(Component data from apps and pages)

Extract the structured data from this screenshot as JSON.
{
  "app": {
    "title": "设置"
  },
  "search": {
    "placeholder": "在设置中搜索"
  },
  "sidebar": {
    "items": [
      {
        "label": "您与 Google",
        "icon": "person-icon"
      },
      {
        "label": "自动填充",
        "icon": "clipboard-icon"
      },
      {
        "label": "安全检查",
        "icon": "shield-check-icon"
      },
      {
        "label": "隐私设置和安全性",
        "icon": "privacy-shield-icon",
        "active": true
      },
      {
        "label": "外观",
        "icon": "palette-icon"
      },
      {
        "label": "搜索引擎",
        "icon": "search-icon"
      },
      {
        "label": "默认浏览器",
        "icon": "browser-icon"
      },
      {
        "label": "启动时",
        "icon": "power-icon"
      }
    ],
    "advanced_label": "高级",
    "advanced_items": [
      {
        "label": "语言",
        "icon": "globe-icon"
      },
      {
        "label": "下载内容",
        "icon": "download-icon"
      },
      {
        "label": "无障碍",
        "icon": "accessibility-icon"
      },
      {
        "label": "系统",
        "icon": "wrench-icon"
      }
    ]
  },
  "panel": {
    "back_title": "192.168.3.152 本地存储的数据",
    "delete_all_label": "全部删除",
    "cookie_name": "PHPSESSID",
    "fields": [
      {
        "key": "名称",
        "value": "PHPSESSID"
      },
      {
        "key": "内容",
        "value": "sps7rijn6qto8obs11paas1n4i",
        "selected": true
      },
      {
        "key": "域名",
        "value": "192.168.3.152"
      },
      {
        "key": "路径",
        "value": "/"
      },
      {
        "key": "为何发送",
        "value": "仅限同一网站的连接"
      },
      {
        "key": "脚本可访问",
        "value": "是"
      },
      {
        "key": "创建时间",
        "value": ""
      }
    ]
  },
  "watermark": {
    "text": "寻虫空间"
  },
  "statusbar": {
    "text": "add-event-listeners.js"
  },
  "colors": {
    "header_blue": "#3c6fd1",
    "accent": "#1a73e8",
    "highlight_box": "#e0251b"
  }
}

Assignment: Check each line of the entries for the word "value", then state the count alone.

Answer to this problem: 7